Mortality in patients with mental health conditions increased during COVID-19 pandemic
The number of deaths amongst those with mental health conditions and intellectual disabilities was amplified during the novel coronavirus (COVID-19) pandemic, according to a new study based on more than 160,000 patients published in the journal The Lancet Regional Health – Europe.
Before the pandemic, the rates of mortality in those with severe mental health conditions were already higher than the general population. Researchers found that between March and June 2020, during the first wave of COVID-19, mortality further increased in people with mental health conditions and intellectual disabilities compared with the general population.
Deaths from COVID-19 among those with learning disabilities were nine times higher than the general population during the first lockdown period, according to the study, and for those with eating disorders almost five times higher. For those with personality disorders and those with dementia, deaths from COVID-19 were about four times higher than the general population and more than three times higher in people with schizophrenia.
For the study, researchers analyzed anonymized data from 167,122 patients at South London and Maudsley NHS Foundation Trust on deaths between 2019 and 2020. They assessed mortality ratios across nine mental health conditions and intellectual disabilities and by ethnicity.
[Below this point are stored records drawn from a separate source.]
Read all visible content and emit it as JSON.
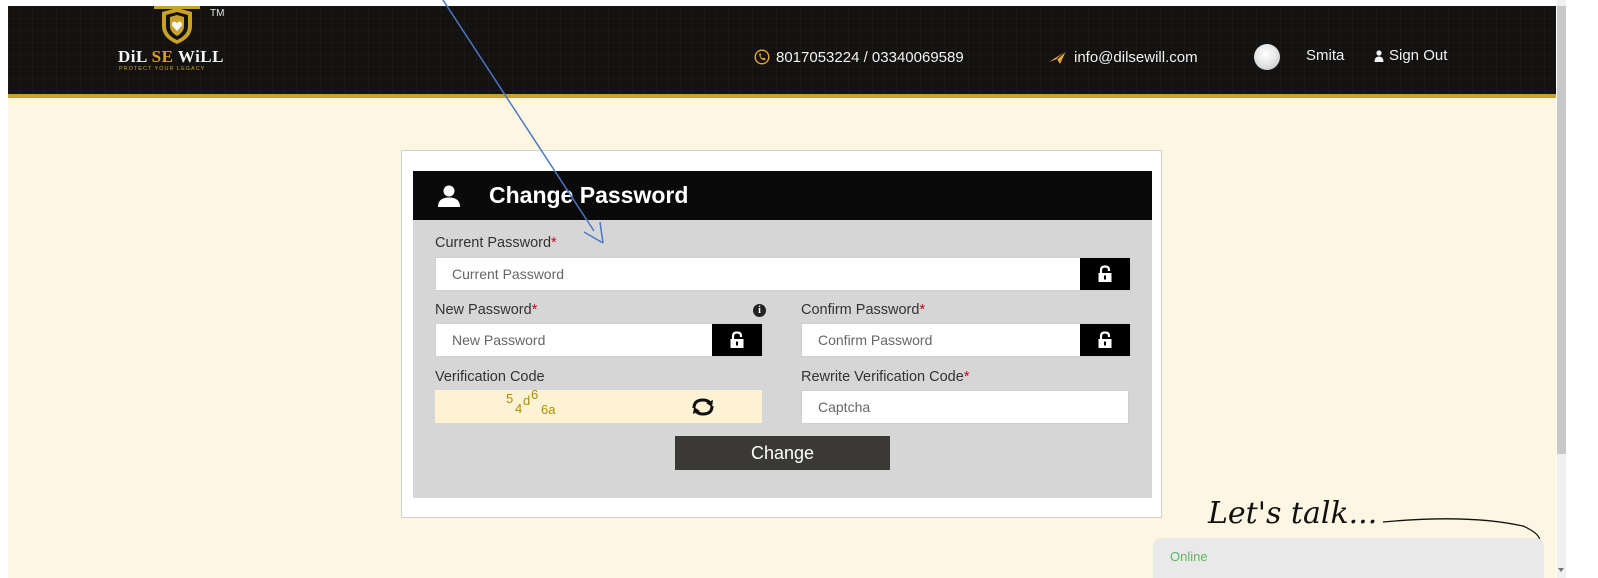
{
  "brand": {
    "name_part1": "DiL ",
    "name_part2": "SE",
    "name_part3": " WiLL",
    "tagline": "PROTECT YOUR LEGACY",
    "trademark": "TM"
  },
  "header": {
    "phone": "8017053224 / 03340069589",
    "email": "info@dilsewill.com",
    "user_name": "Smita",
    "sign_out": "Sign Out",
    "icons": {
      "phone": "phone-icon",
      "email": "paper-plane-icon",
      "user": "user-icon"
    },
    "colors": {
      "background": "#141210",
      "accent": "#c9a227"
    }
  },
  "form": {
    "title": "Change Password",
    "current_password": {
      "label": "Current Password",
      "required": "*",
      "placeholder": "Current Password"
    },
    "new_password": {
      "label": "New Password",
      "required": "*",
      "placeholder": "New Password"
    },
    "confirm_password": {
      "label": "Confirm Password",
      "required": "*",
      "placeholder": "Confirm Password"
    },
    "verification": {
      "label": "Verification Code",
      "chars": [
        "5",
        "4",
        "d",
        "6",
        "6a"
      ]
    },
    "rewrite": {
      "label": "Rewrite Verification Code",
      "required": "*",
      "placeholder": "Captcha"
    },
    "submit_label": "Change",
    "info_glyph": "i"
  },
  "chat": {
    "heading": "Let's talk...",
    "status": "Online"
  },
  "colors": {
    "page_bg": "#fdf6e3",
    "panel_bg": "#d6d6d6",
    "button_bg": "#3a3936",
    "required": "#d0021b",
    "online": "#5cb85c"
  }
}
These were standardized by age and gender and were also compared with five-year average weekly deaths from 2015 to 2019 from England and Wales. These were then standardized against population data from London, to assess whether estimates were accounted for by local area-level effects.
Deaths in those with mental health conditions and intellectual disabilities fell from July 2020 to September 2020 as COVID-19 cases fell and lockdowns eased, however remained double that of the general population, which was similar to the figures before the pandemic.
Similar mortality trends were observed across minority ethnic groups within the sample, with South Asian and Black Caribbean people with severe mental health conditions and intellectual disabilities being 2.5 times more likely to die in the pandemic period compared to the year prior to the pandemic. Elevated mortality risks were also evident for white British and Black African people with severe mental health conditions and intellectual disabilities, according to the study.
The research was part-funded by the National Institute for Health Research (NIHR) Maudsley Biomedical Research Centre (BRC) and used the Clinical Record Interactive Search (CRIS) system to analyze anonymized data from clinical e-records of patients from South London.